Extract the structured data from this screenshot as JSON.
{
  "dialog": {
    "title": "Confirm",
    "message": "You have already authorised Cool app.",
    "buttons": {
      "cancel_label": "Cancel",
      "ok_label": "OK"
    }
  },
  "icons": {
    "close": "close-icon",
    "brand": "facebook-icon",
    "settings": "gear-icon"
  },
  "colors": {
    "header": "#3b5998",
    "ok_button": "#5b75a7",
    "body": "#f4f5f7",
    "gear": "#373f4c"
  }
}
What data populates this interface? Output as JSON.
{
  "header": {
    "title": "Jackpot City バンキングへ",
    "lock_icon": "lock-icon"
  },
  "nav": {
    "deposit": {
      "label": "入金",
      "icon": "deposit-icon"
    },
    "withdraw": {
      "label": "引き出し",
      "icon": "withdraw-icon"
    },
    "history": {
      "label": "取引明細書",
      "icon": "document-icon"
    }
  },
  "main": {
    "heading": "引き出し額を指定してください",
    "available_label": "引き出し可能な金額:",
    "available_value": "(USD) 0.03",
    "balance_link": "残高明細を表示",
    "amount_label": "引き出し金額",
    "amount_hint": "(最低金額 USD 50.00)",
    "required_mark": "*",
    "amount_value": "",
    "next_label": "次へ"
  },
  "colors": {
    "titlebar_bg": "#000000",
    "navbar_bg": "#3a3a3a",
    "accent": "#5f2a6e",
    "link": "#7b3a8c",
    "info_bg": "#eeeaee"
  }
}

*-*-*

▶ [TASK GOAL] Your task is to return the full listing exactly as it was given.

▶ [ANSWER SPACE]
Extract the structured data from this screenshot as JSON.
{
  "dialog": {
    "title": "Confirm",
    "message": "You have already authorised Cool app.",
    "buttons": {
      "cancel_label": "Cancel",
      "ok_label": "OK"
    }
  },
  "icons": {
    "close": "close-icon",
    "brand": "facebook-icon",
    "settings": "gear-icon"
  },
  "colors": {
    "header": "#3b5998",
    "ok_button": "#5b75a7",
    "body": "#f4f5f7",
    "gear": "#373f4c"
  }
}
What data populates this interface? Output as JSON.
{
  "header": {
    "title": "Jackpot City バンキングへ",
    "lock_icon": "lock-icon"
  },
  "nav": {
    "deposit": {
      "label": "入金",
      "icon": "deposit-icon"
    },
    "withdraw": {
      "label": "引き出し",
      "icon": "withdraw-icon"
    },
    "history": {
      "label": "取引明細書",
      "icon": "document-icon"
    }
  },
  "main": {
    "heading": "引き出し額を指定してください",
    "available_label": "引き出し可能な金額:",
    "available_value": "(USD) 0.03",
    "balance_link": "残高明細を表示",
    "amount_label": "引き出し金額",
    "amount_hint": "(最低金額 USD 50.00)",
    "required_mark": "*",
    "amount_value": "",
    "next_label": "次へ"
  },
  "colors": {
    "titlebar_bg": "#000000",
    "navbar_bg": "#3a3a3a",
    "accent": "#5f2a6e",
    "link": "#7b3a8c",
    "info_bg": "#eeeaee"
  }
}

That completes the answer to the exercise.